--- Action item ---
Please filter the data down to the lines that include the word "JSON" and copy them.

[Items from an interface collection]
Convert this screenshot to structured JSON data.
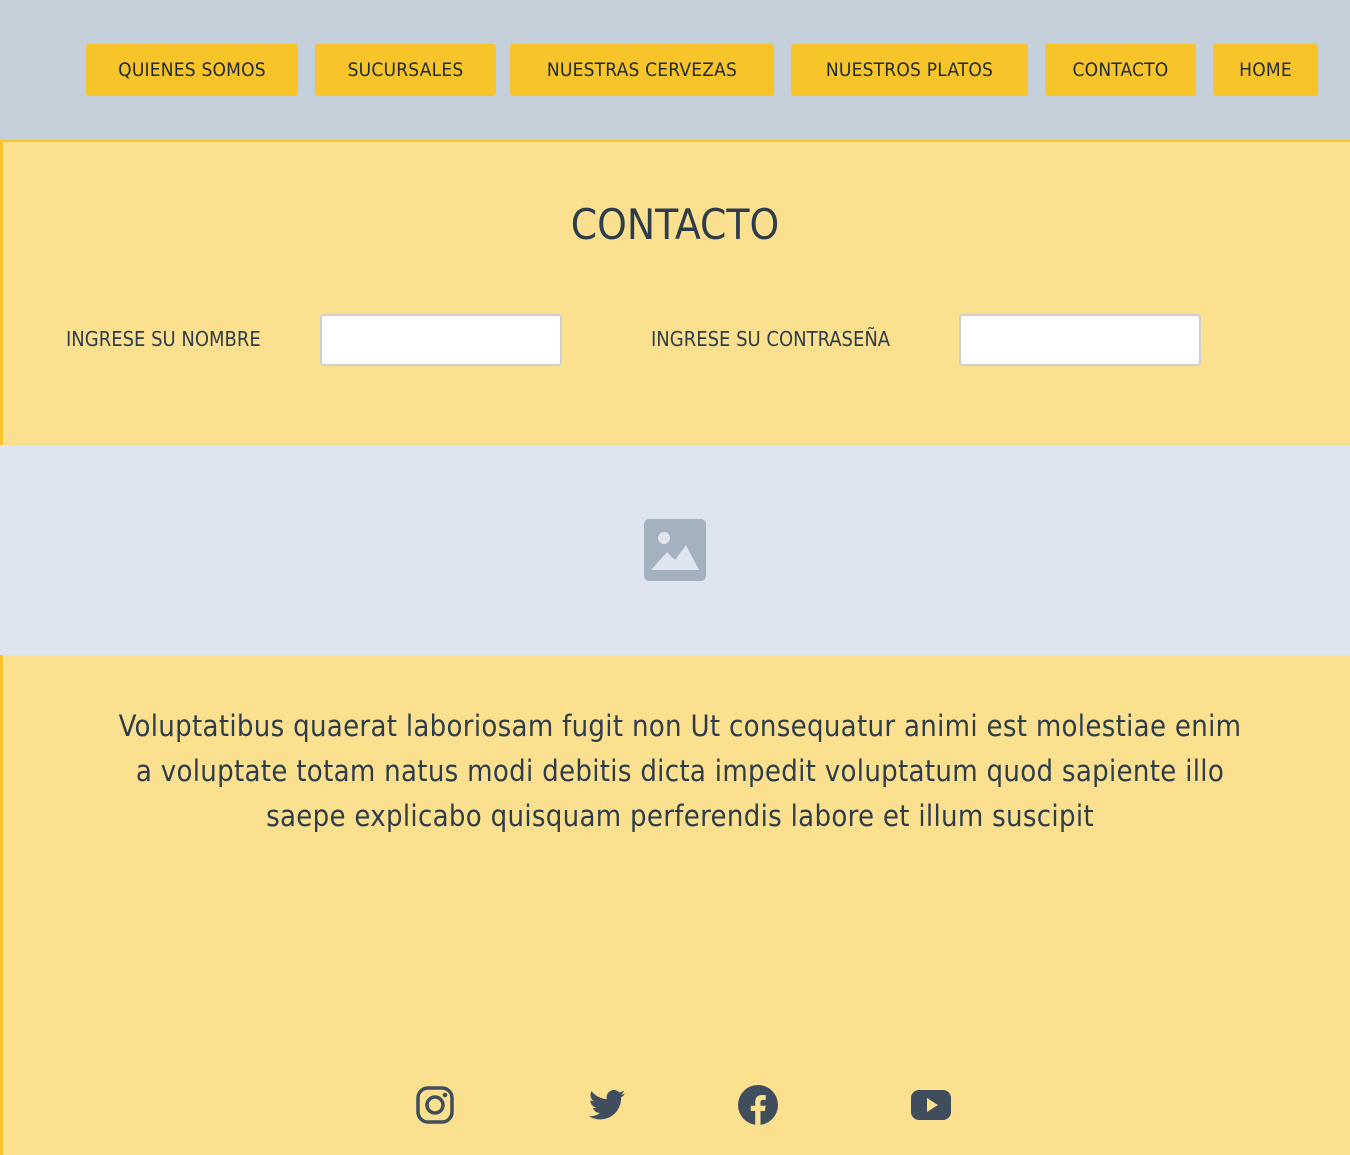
{
  "nav": {
    "items": [
      {
        "label": "QUIENES SOMOS"
      },
      {
        "label": "SUCURSALES"
      },
      {
        "label": "NUESTRAS CERVEZAS"
      },
      {
        "label": "NUESTROS PLATOS"
      },
      {
        "label": "CONTACTO"
      },
      {
        "label": "HOME"
      }
    ]
  },
  "contact": {
    "title": "CONTACTO",
    "name_label": "INGRESE SU NOMBRE",
    "name_value": "",
    "password_label": "INGRESE SU CONTRASEÑA",
    "password_value": ""
  },
  "image_placeholder": {
    "icon": "image-placeholder-icon"
  },
  "body": {
    "paragraph": "Voluptatibus quaerat laboriosam fugit non Ut consequatur animi est molestiae enim a voluptate totam natus modi debitis dicta impedit voluptatum quod sapiente illo saepe explicabo quisquam perferendis labore et illum suscipit"
  },
  "social": {
    "icons": [
      "instagram-icon",
      "twitter-icon",
      "facebook-icon",
      "youtube-icon"
    ]
  },
  "colors": {
    "accent": "#f7c52a",
    "background": "#fae08f",
    "topbar": "#c4cfd9",
    "image_band": "#dfe5ee",
    "text": "#2f3d4b"
  }
}
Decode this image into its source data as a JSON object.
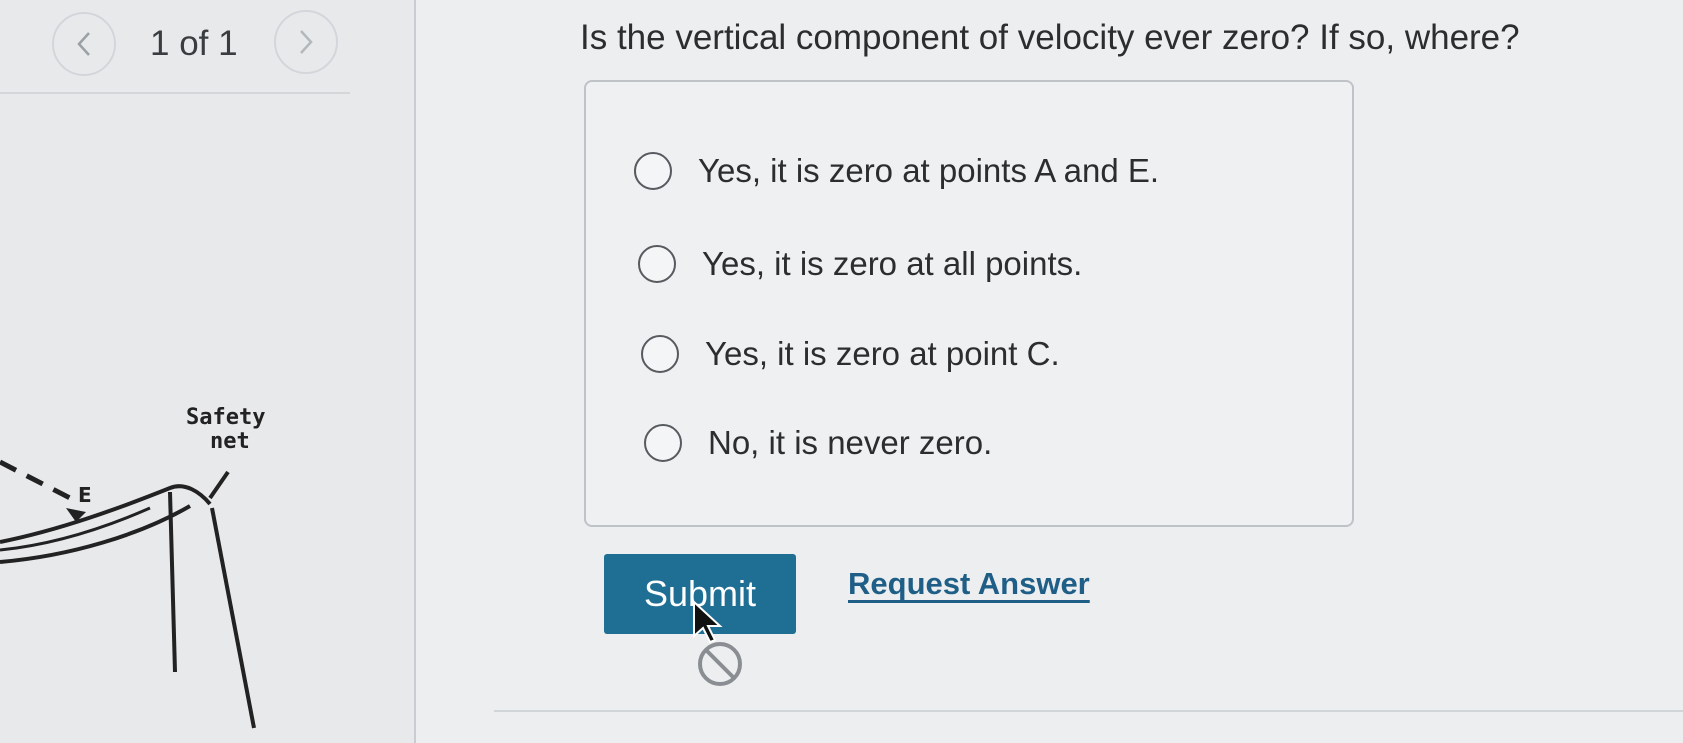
{
  "pager": {
    "text": "1 of 1"
  },
  "figure": {
    "label_net": [
      "Safety",
      "net"
    ],
    "label_point": "E"
  },
  "question": {
    "text": "Is the vertical component of velocity ever zero? If so, where?"
  },
  "options": [
    {
      "label": "Yes, it is zero at points A and E.",
      "selected": false
    },
    {
      "label": "Yes, it is zero at all points.",
      "selected": false
    },
    {
      "label": "Yes, it is zero at point C.",
      "selected": false
    },
    {
      "label": "No, it is never zero.",
      "selected": false
    }
  ],
  "actions": {
    "submit_label": "Submit",
    "request_answer_label": "Request Answer"
  },
  "colors": {
    "submit_bg": "#1f6f95",
    "link": "#1f5f87"
  }
}
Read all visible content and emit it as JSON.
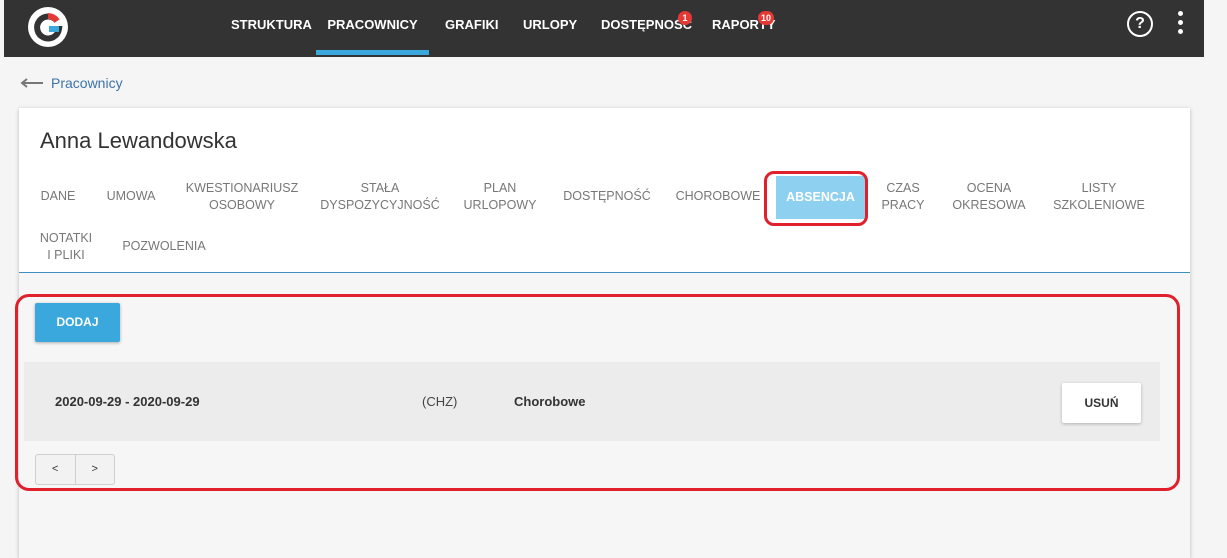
{
  "topbar": {
    "nav": [
      {
        "label": "Struktura",
        "badge": ""
      },
      {
        "label": "Pracownicy",
        "badge": ""
      },
      {
        "label": "Grafiki",
        "badge": ""
      },
      {
        "label": "Urlopy",
        "badge": ""
      },
      {
        "label": "Dostępność",
        "badge": "1"
      },
      {
        "label": "Raporty",
        "badge": "10"
      }
    ],
    "active_nav": "Pracownicy",
    "help_label": "?"
  },
  "breadcrumb": {
    "back_label": "Pracownicy"
  },
  "employee": {
    "name": "Anna Lewandowska"
  },
  "tabs": [
    {
      "line1": "Dane",
      "line2": ""
    },
    {
      "line1": "Umowa",
      "line2": ""
    },
    {
      "line1": "Kwestionariusz",
      "line2": "osobowy"
    },
    {
      "line1": "Stała",
      "line2": "dyspozycyjność"
    },
    {
      "line1": "Plan",
      "line2": "urlopowy"
    },
    {
      "line1": "Dostępność",
      "line2": ""
    },
    {
      "line1": "Chorobowe",
      "line2": ""
    },
    {
      "line1": "Absencja",
      "line2": ""
    },
    {
      "line1": "Czas",
      "line2": "pracy"
    },
    {
      "line1": "Ocena",
      "line2": "okresowa"
    },
    {
      "line1": "Listy",
      "line2": "szkoleniowe"
    },
    {
      "line1": "Notatki",
      "line2": "i pliki"
    },
    {
      "line1": "Pozwolenia",
      "line2": ""
    }
  ],
  "active_tab": "Absencja",
  "absences": {
    "add_label": "Dodaj",
    "rows": [
      {
        "dates": "2020-09-29 - 2020-09-29",
        "code": "(CHZ)",
        "type": "Chorobowe",
        "delete_label": "Usuń"
      }
    ],
    "pager": {
      "prev": "<",
      "next": ">"
    }
  },
  "colors": {
    "topbar": "#333333",
    "accent": "#3aa8dc",
    "active_tab_bg": "#8ed0f0",
    "highlight": "#e0202a",
    "badge": "#e53935"
  }
}
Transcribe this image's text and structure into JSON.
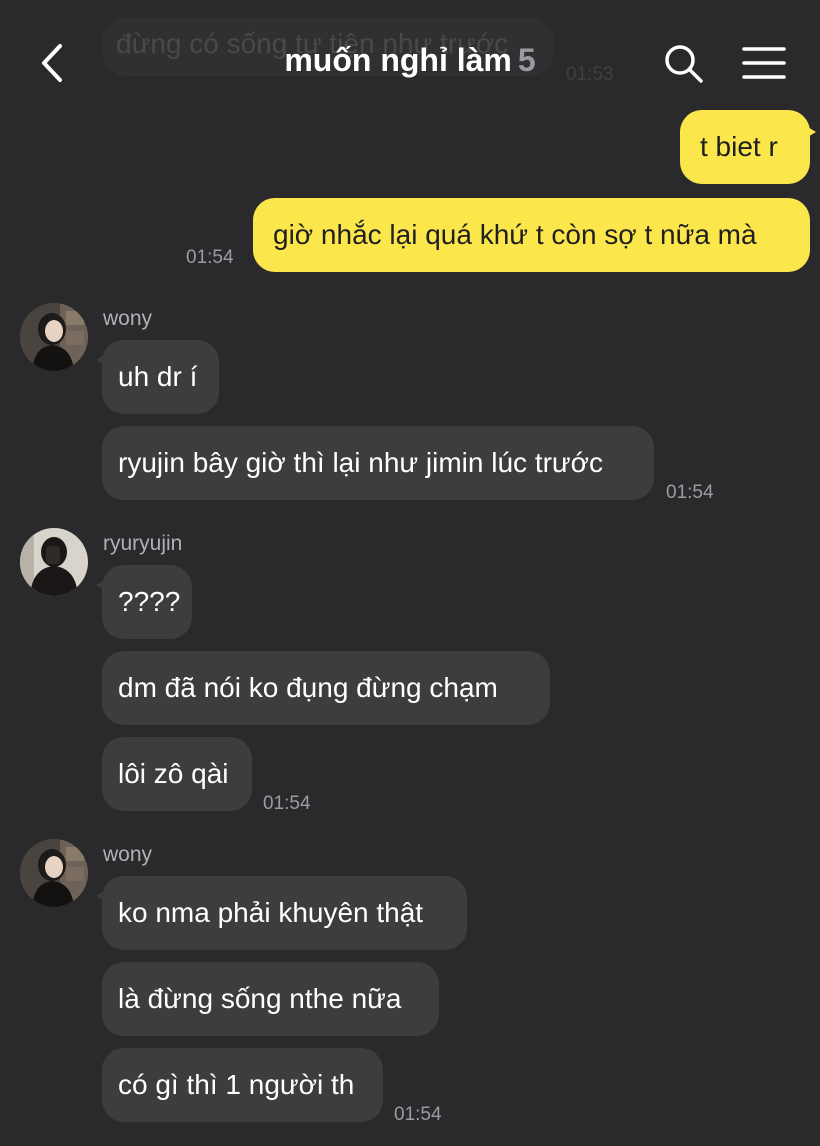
{
  "header": {
    "title": "muốn nghỉ làm",
    "count": "5",
    "ghost_message": "đừng có sống tự tiện như trước",
    "ghost_time": "01:53"
  },
  "messages": {
    "me1": {
      "text": "t biet r"
    },
    "me2": {
      "text": "giờ nhắc lại quá khứ t còn sợ t nữa mà",
      "time": "01:54"
    },
    "group1": {
      "sender": "wony",
      "m1": "uh dr í",
      "m2": "ryujin bây giờ thì lại như jimin lúc trước",
      "time": "01:54"
    },
    "group2": {
      "sender": "ryuryujin",
      "m1": "????",
      "m2": "dm đã nói ko đụng đừng chạm",
      "m3": "lôi zô qài",
      "time": "01:54"
    },
    "group3": {
      "sender": "wony",
      "m1": "ko nma phải khuyên thật",
      "m2": "là đừng sống nthe nữa",
      "m3": "có gì thì 1 người th",
      "time": "01:54"
    }
  },
  "icons": {
    "back": "chevron-left-icon",
    "search": "search-icon",
    "menu": "hamburger-menu-icon"
  },
  "colors": {
    "background": "#2a2a2c",
    "my_bubble": "#fbe74c",
    "other_bubble": "#3d3d40",
    "timestamp": "#9c9ca0"
  }
}
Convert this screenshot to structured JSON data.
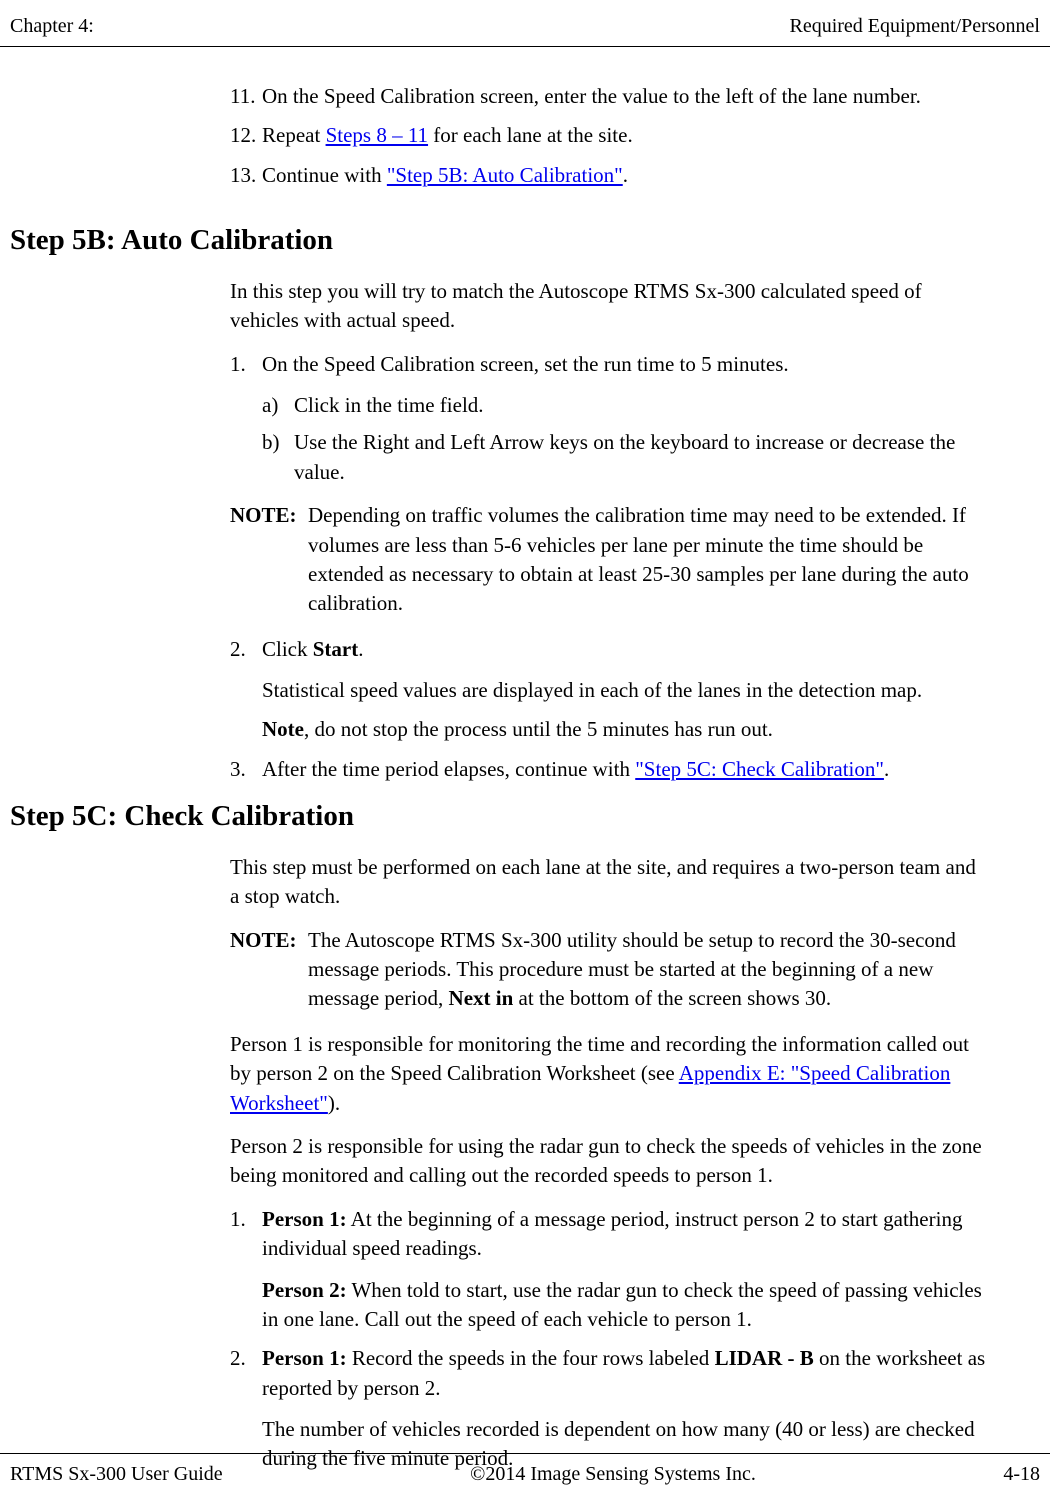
{
  "header": {
    "left": "Chapter 4:",
    "right": "Required Equipment/Personnel"
  },
  "topList": {
    "item11_num": "11.",
    "item11_text": "On the Speed Calibration screen, enter the value to the left of the lane number.",
    "item12_num": "12.",
    "item12_pre": "Repeat ",
    "item12_link": "Steps 8 – 11",
    "item12_post": " for each lane at the site.",
    "item13_num": "13.",
    "item13_pre": " Continue with ",
    "item13_link": "\"Step 5B: Auto Calibration\"",
    "item13_post": "."
  },
  "section5b": {
    "heading": "Step 5B: Auto Calibration",
    "intro": "In this step you will try to match the Autoscope RTMS Sx-300 calculated speed of vehicles with actual speed.",
    "s1_num": "1.",
    "s1_text": "On the Speed Calibration screen, set the run time to 5 minutes.",
    "sa_letter": "a)",
    "sa_text": "Click in the time field.",
    "sb_letter": "b)",
    "sb_text": "Use the Right and Left Arrow keys on the keyboard to increase or decrease the value.",
    "note_label": "NOTE:",
    "note_text": "Depending on traffic volumes the calibration time may need to be extended. If volumes are less than 5-6 vehicles per lane per minute the time should be extended as necessary to obtain at least 25-30 samples per lane during the auto calibration.",
    "s2_num": "2.",
    "s2_pre": "Click ",
    "s2_bold": "Start",
    "s2_post": ".",
    "s2_line1": "Statistical speed values are displayed in each of the lanes in the detection map.",
    "s2_line2_bold": "Note",
    "s2_line2_post": ", do not stop the process until the 5 minutes has run out.",
    "s3_num": "3.",
    "s3_pre": "After the time period elapses, continue with ",
    "s3_link": "\"Step 5C: Check Calibration\"",
    "s3_post": "."
  },
  "section5c": {
    "heading": "Step 5C: Check Calibration",
    "intro": "This step must be performed on each lane at the site, and requires a two-person team and a stop watch.",
    "note_label": "NOTE:",
    "note_pre": "The Autoscope RTMS Sx-300 utility should be setup to record the 30-second message periods. This procedure must be started at the beginning of a new message period, ",
    "note_bold": "Next in",
    "note_post": " at the bottom of the screen shows 30.",
    "p1_pre": "Person 1 is responsible for monitoring the time and recording the information called out by person 2 on the Speed Calibration Worksheet (see ",
    "p1_link": "Appendix E: \"Speed Calibration Worksheet\"",
    "p1_post": ").",
    "p2_text": "Person 2 is responsible for using the radar gun to check the speeds of vehicles in the zone being monitored and calling out the recorded speeds to person 1.",
    "s1_num": "1.",
    "s1_bold": "Person 1:",
    "s1_text": " At the beginning of a message period, instruct person 2 to start gathering individual speed readings.",
    "s1b_bold": "Person 2:",
    "s1b_text": " When told to start, use the radar gun to check the speed of passing vehicles in one lane. Call out the speed of each vehicle to person 1.",
    "s2_num": "2.",
    "s2_bold": "Person 1:",
    "s2_pre": " Record the speeds in the four rows labeled ",
    "s2_bold2": "LIDAR - B",
    "s2_post": " on the worksheet as reported by person 2.",
    "s2_line2": "The number of vehicles recorded is dependent on how many (40 or less) are checked during the five minute period."
  },
  "footer": {
    "left": "RTMS Sx-300 User Guide",
    "center": "©2014 Image Sensing Systems Inc.",
    "right": "4-18"
  }
}
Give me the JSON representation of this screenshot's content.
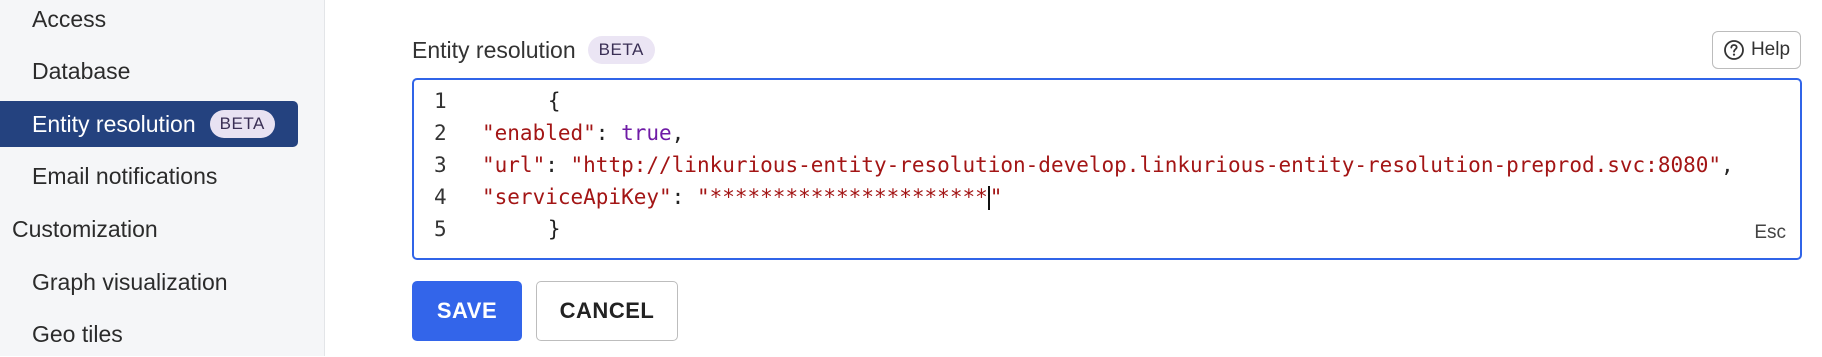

--- Task solution ---
Convert this screenshot to structured JSON data.
Decode this image into its source data as a JSON object.
Read all visible content and emit it as JSON.
Transcribe this image's text and structure into JSON.
Convert this screenshot to structured JSON data.
Give me the JSON representation of this screenshot's content.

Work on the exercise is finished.